▸ Data
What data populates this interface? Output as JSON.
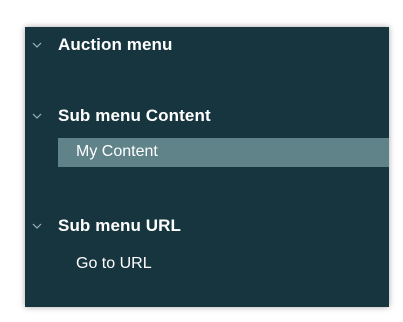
{
  "menu": {
    "sections": [
      {
        "title": "Auction menu",
        "expanded": true,
        "chevron_icon": "chevron-down-icon",
        "items": []
      },
      {
        "title": "Sub menu Content",
        "expanded": true,
        "chevron_icon": "chevron-down-icon",
        "items": [
          {
            "label": "My Content",
            "selected": true
          }
        ]
      },
      {
        "title": "Sub menu URL",
        "expanded": true,
        "chevron_icon": "chevron-down-icon",
        "items": [
          {
            "label": "Go to URL",
            "selected": false
          }
        ]
      }
    ]
  },
  "colors": {
    "panel_background": "#17353f",
    "selected_item_background": "#5f8389",
    "text": "#ffffff",
    "chevron": "#9fb3b8"
  }
}
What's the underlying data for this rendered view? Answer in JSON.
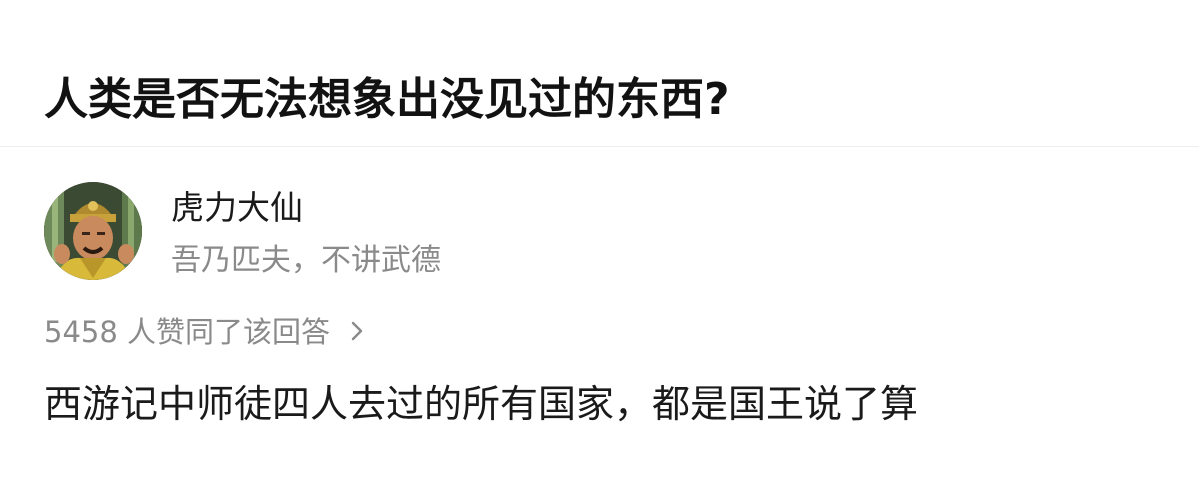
{
  "question": {
    "title": "人类是否无法想象出没见过的东西?"
  },
  "author": {
    "name": "虎力大仙",
    "bio": "吾乃匹夫，不讲武德",
    "avatar_icon": "avatar-portrait"
  },
  "answer": {
    "vote_text": "5458 人赞同了该回答",
    "vote_icon": "chevron-right-icon",
    "content": "西游记中师徒四人去过的所有国家，都是国王说了算"
  },
  "colors": {
    "title": "#121212",
    "muted": "#8a8a8a",
    "divider": "#eeeeee"
  }
}
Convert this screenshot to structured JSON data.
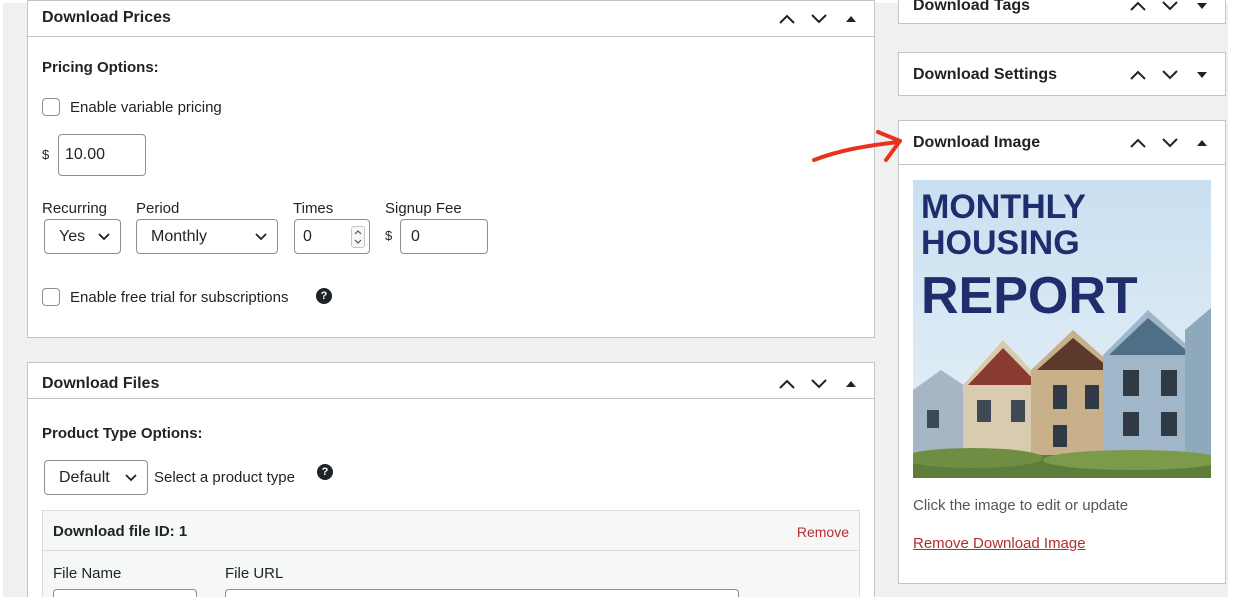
{
  "panels": {
    "download_prices": {
      "title": "Download Prices",
      "pricing_options_label": "Pricing Options:",
      "variable_pricing_label": "Enable variable pricing",
      "currency_symbol": "$",
      "price_value": "10.00",
      "recurring": {
        "label": "Recurring",
        "value": "Yes"
      },
      "period": {
        "label": "Period",
        "value": "Monthly"
      },
      "times": {
        "label": "Times",
        "value": "0"
      },
      "signup_fee": {
        "label": "Signup Fee",
        "currency": "$",
        "value": "0"
      },
      "free_trial_label": "Enable free trial for subscriptions",
      "help_glyph": "?"
    },
    "download_files": {
      "title": "Download Files",
      "product_type_label": "Product Type Options:",
      "product_type_value": "Default",
      "product_type_hint": "Select a product type",
      "help_glyph": "?",
      "file_row": {
        "id_label": "Download file ID: 1",
        "remove_label": "Remove",
        "file_name_label": "File Name",
        "file_url_label": "File URL"
      }
    },
    "download_tags": {
      "title": "Download Tags"
    },
    "download_settings": {
      "title": "Download Settings"
    },
    "download_image": {
      "title": "Download Image",
      "image_text": {
        "line1": "MONTHLY",
        "line2": "HOUSING",
        "line3": "REPORT"
      },
      "caption": "Click the image to edit or update",
      "remove_label": "Remove Download Image"
    }
  },
  "icons": {
    "move_up": "chevron-up-icon",
    "move_down": "chevron-down-icon",
    "toggle_open": "triangle-up-icon",
    "toggle_closed": "triangle-down-icon",
    "annotation": "red-arrow-icon"
  },
  "colors": {
    "link_red": "#b32d2e",
    "annotation_red": "#e8331c",
    "report_text": "#1e2e6d",
    "border": "#c3c4c7"
  }
}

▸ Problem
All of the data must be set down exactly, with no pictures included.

▸ Completed task
What data populates this interface? Output as JSON.
{
  "menu": {
    "sections": [
      {
        "title": "Auction menu",
        "expanded": true,
        "chevron_icon": "chevron-down-icon",
        "items": []
      },
      {
        "title": "Sub menu Content",
        "expanded": true,
        "chevron_icon": "chevron-down-icon",
        "items": [
          {
            "label": "My Content",
            "selected": true
          }
        ]
      },
      {
        "title": "Sub menu URL",
        "expanded": true,
        "chevron_icon": "chevron-down-icon",
        "items": [
          {
            "label": "Go to URL",
            "selected": false
          }
        ]
      }
    ]
  },
  "colors": {
    "panel_background": "#17353f",
    "selected_item_background": "#5f8389",
    "text": "#ffffff",
    "chevron": "#9fb3b8"
  }
}
What's the underlying data for this rendered view? Answer in JSON.
{
  "question": {
    "title": "人类是否无法想象出没见过的东西?"
  },
  "author": {
    "name": "虎力大仙",
    "bio": "吾乃匹夫，不讲武德",
    "avatar_icon": "avatar-portrait"
  },
  "answer": {
    "vote_text": "5458 人赞同了该回答",
    "vote_icon": "chevron-right-icon",
    "content": "西游记中师徒四人去过的所有国家，都是国王说了算"
  },
  "colors": {
    "title": "#121212",
    "muted": "#8a8a8a",
    "divider": "#eeeeee"
  }
}
Convert this screenshot to structured JSON data.
{
  "panels": {
    "download_prices": {
      "title": "Download Prices",
      "pricing_options_label": "Pricing Options:",
      "variable_pricing_label": "Enable variable pricing",
      "currency_symbol": "$",
      "price_value": "10.00",
      "recurring": {
        "label": "Recurring",
        "value": "Yes"
      },
      "period": {
        "label": "Period",
        "value": "Monthly"
      },
      "times": {
        "label": "Times",
        "value": "0"
      },
      "signup_fee": {
        "label": "Signup Fee",
        "currency": "$",
        "value": "0"
      },
      "free_trial_label": "Enable free trial for subscriptions",
      "help_glyph": "?"
    },
    "download_files": {
      "title": "Download Files",
      "product_type_label": "Product Type Options:",
      "product_type_value": "Default",
      "product_type_hint": "Select a product type",
      "help_glyph": "?",
      "file_row": {
        "id_label": "Download file ID: 1",
        "remove_label": "Remove",
        "file_name_label": "File Name",
        "file_url_label": "File URL"
      }
    },
    "download_tags": {
      "title": "Download Tags"
    },
    "download_settings": {
      "title": "Download Settings"
    },
    "download_image": {
      "title": "Download Image",
      "image_text": {
        "line1": "MONTHLY",
        "line2": "HOUSING",
        "line3": "REPORT"
      },
      "caption": "Click the image to edit or update",
      "remove_label": "Remove Download Image"
    }
  },
  "icons": {
    "move_up": "chevron-up-icon",
    "move_down": "chevron-down-icon",
    "toggle_open": "triangle-up-icon",
    "toggle_closed": "triangle-down-icon",
    "annotation": "red-arrow-icon"
  },
  "colors": {
    "link_red": "#b32d2e",
    "annotation_red": "#e8331c",
    "report_text": "#1e2e6d",
    "border": "#c3c4c7"
  }
}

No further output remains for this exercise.